[TASK REQUIREMENTS]
Each line in the listing below that contains "name" should be returned.

───── DATA SUPPLIED

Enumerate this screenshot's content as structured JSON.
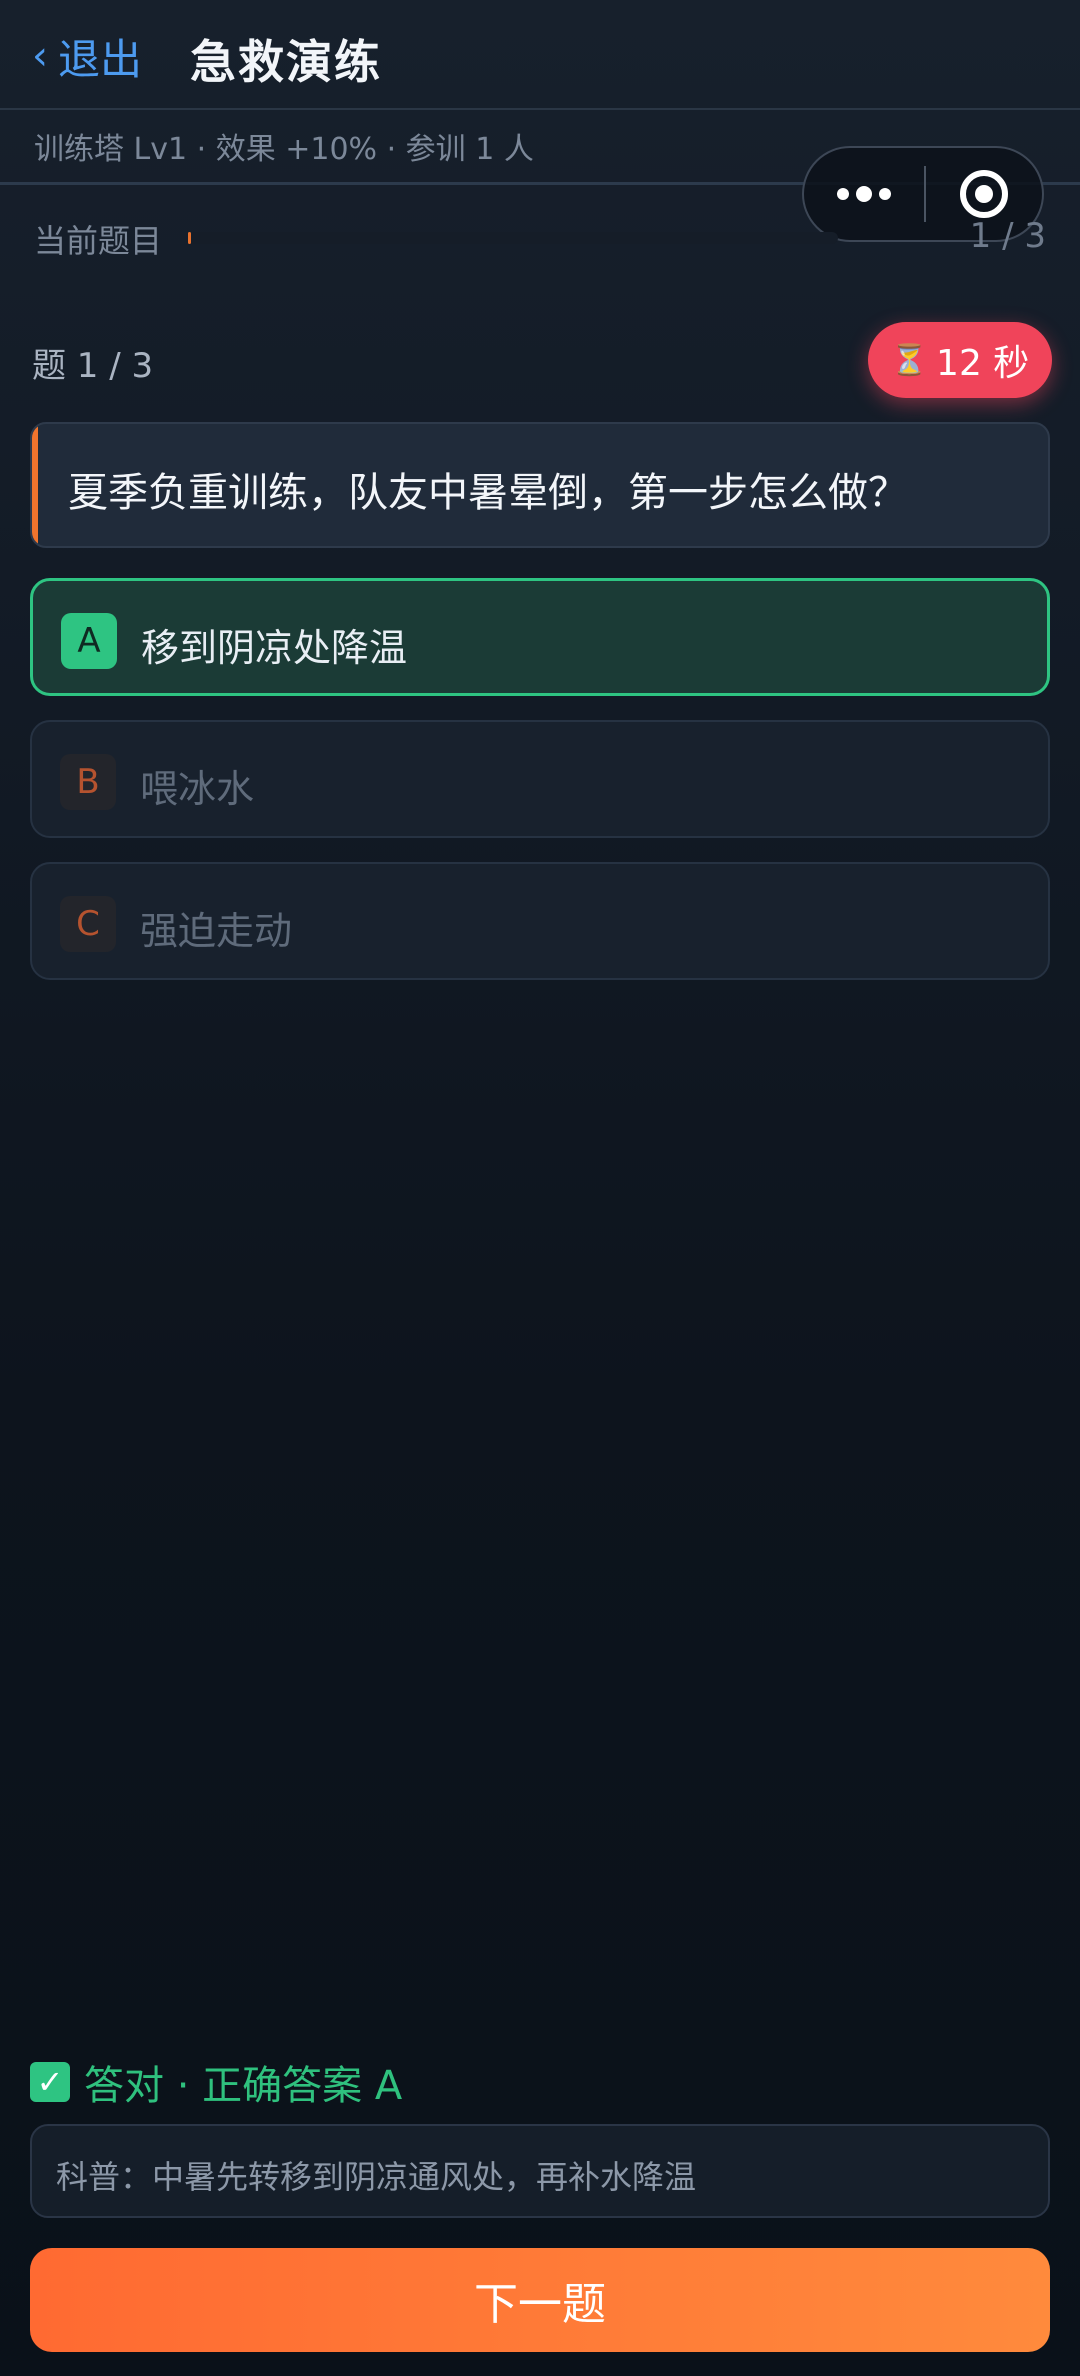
{
  "header": {
    "back_label": "退出",
    "title": "急救演练"
  },
  "subtitle": "训练塔 Lv1 · 效果 +10% · 参训 1 人",
  "progress": {
    "label": "当前题目",
    "count": "1 / 3",
    "fraction": 0.0
  },
  "question": {
    "counter": "题 1 / 3",
    "timer": "12 秒",
    "text": "夏季负重训练，队友中暑晕倒，第一步怎么做？"
  },
  "options": [
    {
      "letter": "A",
      "text": "移到阴凉处降温",
      "state": "correct"
    },
    {
      "letter": "B",
      "text": "喂冰水",
      "state": "disabled"
    },
    {
      "letter": "C",
      "text": "强迫走动",
      "state": "disabled"
    }
  ],
  "result": {
    "text": "答对 · 正确答案 A"
  },
  "tip": "科普：中暑先转移到阴凉通风处，再补水降温",
  "next_button": "下一题",
  "colors": {
    "accent": "#f0742d",
    "correct": "#2ec482",
    "timer": "#f0445a",
    "link": "#4d9bf0"
  },
  "icons": {
    "back": "chevron-left-icon",
    "timer": "hourglass-icon",
    "result": "check-box-icon",
    "menu": "more-dots-icon",
    "close": "target-circle-icon"
  }
}
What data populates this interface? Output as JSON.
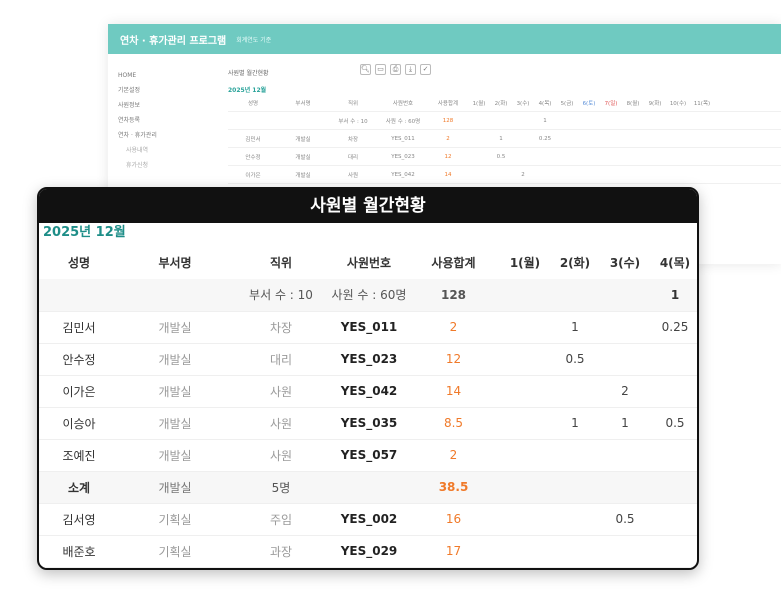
{
  "background": {
    "title": "연차 · 휴가관리 프로그램",
    "subtitle": "회계연도 기준",
    "nav": [
      "HOME",
      "기본설정",
      "사원정보",
      "연차등록",
      "연차 · 휴가관리",
      "사용내역",
      "휴가신청"
    ],
    "report_title": "사원별 월간현황",
    "year_label": "2025년 12월",
    "headers": [
      "성명",
      "부서명",
      "직위",
      "사원번호",
      "사용합계",
      "1(월)",
      "2(화)",
      "3(수)",
      "4(목)",
      "5(금)",
      "6(토)",
      "7(일)",
      "8(월)",
      "9(화)",
      "10(수)",
      "11(목)"
    ],
    "rows": [
      [
        "",
        "",
        "부서 수 : 10",
        "사원 수 : 60명",
        "128",
        "",
        "",
        "",
        "1"
      ],
      [
        "김민서",
        "개발실",
        "차장",
        "YES_011",
        "2",
        "",
        "1",
        "",
        "0.25"
      ],
      [
        "안수정",
        "개발실",
        "대리",
        "YES_023",
        "12",
        "",
        "0.5",
        "",
        ""
      ],
      [
        "이가은",
        "개발실",
        "사원",
        "YES_042",
        "14",
        "",
        "",
        "2",
        ""
      ]
    ]
  },
  "report": {
    "title": "사원별 월간현황",
    "year_month": "2025년 12월",
    "columns": {
      "name": "성명",
      "dept": "부서명",
      "position": "직위",
      "emp_no": "사원번호",
      "total": "사용합계",
      "d1": "1(월)",
      "d2": "2(화)",
      "d3": "3(수)",
      "d4": "4(목)"
    },
    "summary": {
      "dept_count": "부서 수 : 10",
      "emp_count": "사원 수 : 60명",
      "total": "128",
      "d4": "1"
    },
    "rows": [
      {
        "name": "김민서",
        "dept": "개발실",
        "position": "차장",
        "emp_no": "YES_011",
        "total": "2",
        "d1": "",
        "d2": "1",
        "d3": "",
        "d4": "0.25"
      },
      {
        "name": "안수정",
        "dept": "개발실",
        "position": "대리",
        "emp_no": "YES_023",
        "total": "12",
        "d1": "",
        "d2": "0.5",
        "d3": "",
        "d4": ""
      },
      {
        "name": "이가은",
        "dept": "개발실",
        "position": "사원",
        "emp_no": "YES_042",
        "total": "14",
        "d1": "",
        "d2": "",
        "d3": "2",
        "d4": ""
      },
      {
        "name": "이승아",
        "dept": "개발실",
        "position": "사원",
        "emp_no": "YES_035",
        "total": "8.5",
        "d1": "",
        "d2": "1",
        "d3": "1",
        "d4": "0.5"
      },
      {
        "name": "조예진",
        "dept": "개발실",
        "position": "사원",
        "emp_no": "YES_057",
        "total": "2",
        "d1": "",
        "d2": "",
        "d3": "",
        "d4": ""
      }
    ],
    "subtotal": {
      "label": "소계",
      "dept": "개발실",
      "count": "5명",
      "total": "38.5"
    },
    "rows2": [
      {
        "name": "김서영",
        "dept": "기획실",
        "position": "주임",
        "emp_no": "YES_002",
        "total": "16",
        "d1": "",
        "d2": "",
        "d3": "0.5",
        "d4": ""
      },
      {
        "name": "배준호",
        "dept": "기획실",
        "position": "과장",
        "emp_no": "YES_029",
        "total": "17",
        "d1": "",
        "d2": "",
        "d3": "",
        "d4": ""
      }
    ]
  },
  "colors": {
    "accent": "#6fcac1",
    "year": "#1e8e88",
    "total": "#f07a2a",
    "header": "#111111"
  }
}
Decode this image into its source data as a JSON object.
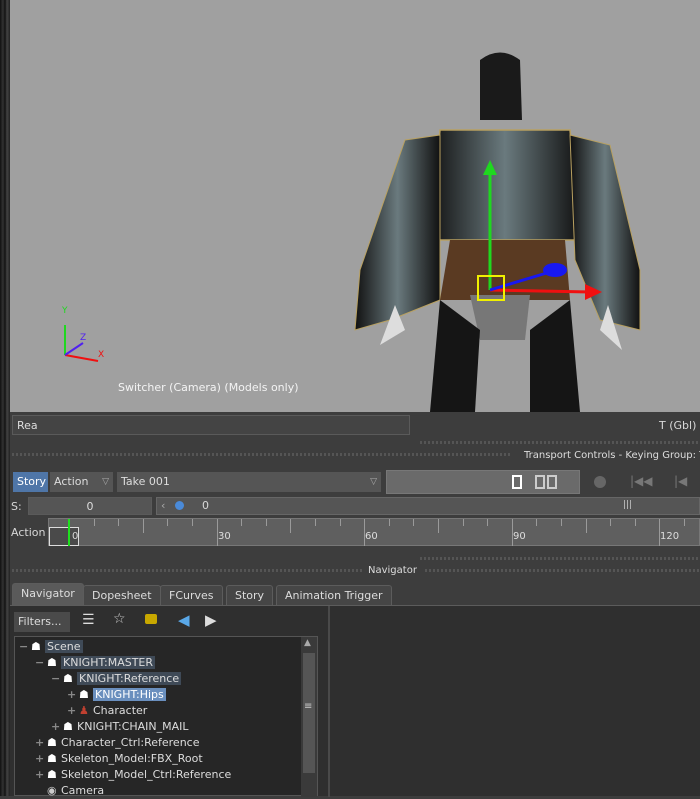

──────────

[FINISHED TASK]
      "name": "성명",
        "name": "김민서",
        "name": "안수정",
        "name": "이가은",
        "name": "이승아",
        "name": "조예진",
        "name": "김서영",
        "name": "배준호",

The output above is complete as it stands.